[Data about app and page elements]

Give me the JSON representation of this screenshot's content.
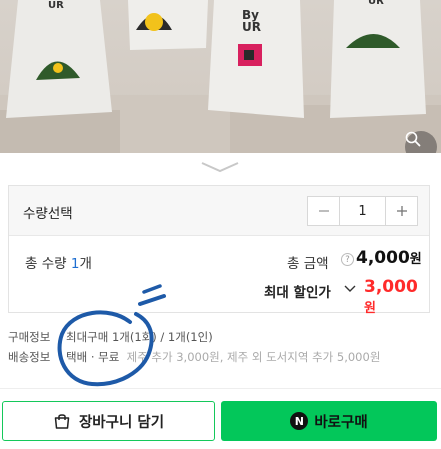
{
  "photo": {
    "pack_text_1": "UR",
    "pack_text_2": "By",
    "pack_text_3": "UR",
    "pack_text_4": "UR"
  },
  "quantity": {
    "label": "수량선택",
    "value": "1",
    "minus_icon": "minus-icon",
    "plus_icon": "plus-icon"
  },
  "totals": {
    "qty_prefix": "총 수량 ",
    "qty_num": "1",
    "qty_suffix": "개",
    "amount_label": "총 금액",
    "help_mark": "?",
    "amount_value": "4,000",
    "amount_unit": "원",
    "discount_label": "최대 할인가",
    "discount_value": "3,000",
    "discount_unit": "원"
  },
  "info": {
    "purchase_label": "구매정보",
    "purchase_text": "최대구매 1개(1회) / 1개(1인)",
    "shipping_label": "배송정보",
    "shipping_text": "택배 · 무료",
    "shipping_extra": "제주 추가 3,000원, 제주 외 도서지역 추가 5,000원"
  },
  "buttons": {
    "cart_label": "장바구니 담기",
    "buy_label": "바로구매",
    "npay_mark": "N"
  },
  "colors": {
    "accent_green": "#03c75a",
    "discount_red": "#ff2a2a",
    "qty_blue": "#1f6fd1"
  }
}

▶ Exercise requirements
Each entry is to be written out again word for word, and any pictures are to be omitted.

▶ Answer space
Give me the JSON representation of this screenshot's content.
{
  "photo": {
    "pack_text_1": "UR",
    "pack_text_2": "By",
    "pack_text_3": "UR",
    "pack_text_4": "UR"
  },
  "quantity": {
    "label": "수량선택",
    "value": "1",
    "minus_icon": "minus-icon",
    "plus_icon": "plus-icon"
  },
  "totals": {
    "qty_prefix": "총 수량 ",
    "qty_num": "1",
    "qty_suffix": "개",
    "amount_label": "총 금액",
    "help_mark": "?",
    "amount_value": "4,000",
    "amount_unit": "원",
    "discount_label": "최대 할인가",
    "discount_value": "3,000",
    "discount_unit": "원"
  },
  "info": {
    "purchase_label": "구매정보",
    "purchase_text": "최대구매 1개(1회) / 1개(1인)",
    "shipping_label": "배송정보",
    "shipping_text": "택배 · 무료",
    "shipping_extra": "제주 추가 3,000원, 제주 외 도서지역 추가 5,000원"
  },
  "buttons": {
    "cart_label": "장바구니 담기",
    "buy_label": "바로구매",
    "npay_mark": "N"
  },
  "colors": {
    "accent_green": "#03c75a",
    "discount_red": "#ff2a2a",
    "qty_blue": "#1f6fd1"
  }
}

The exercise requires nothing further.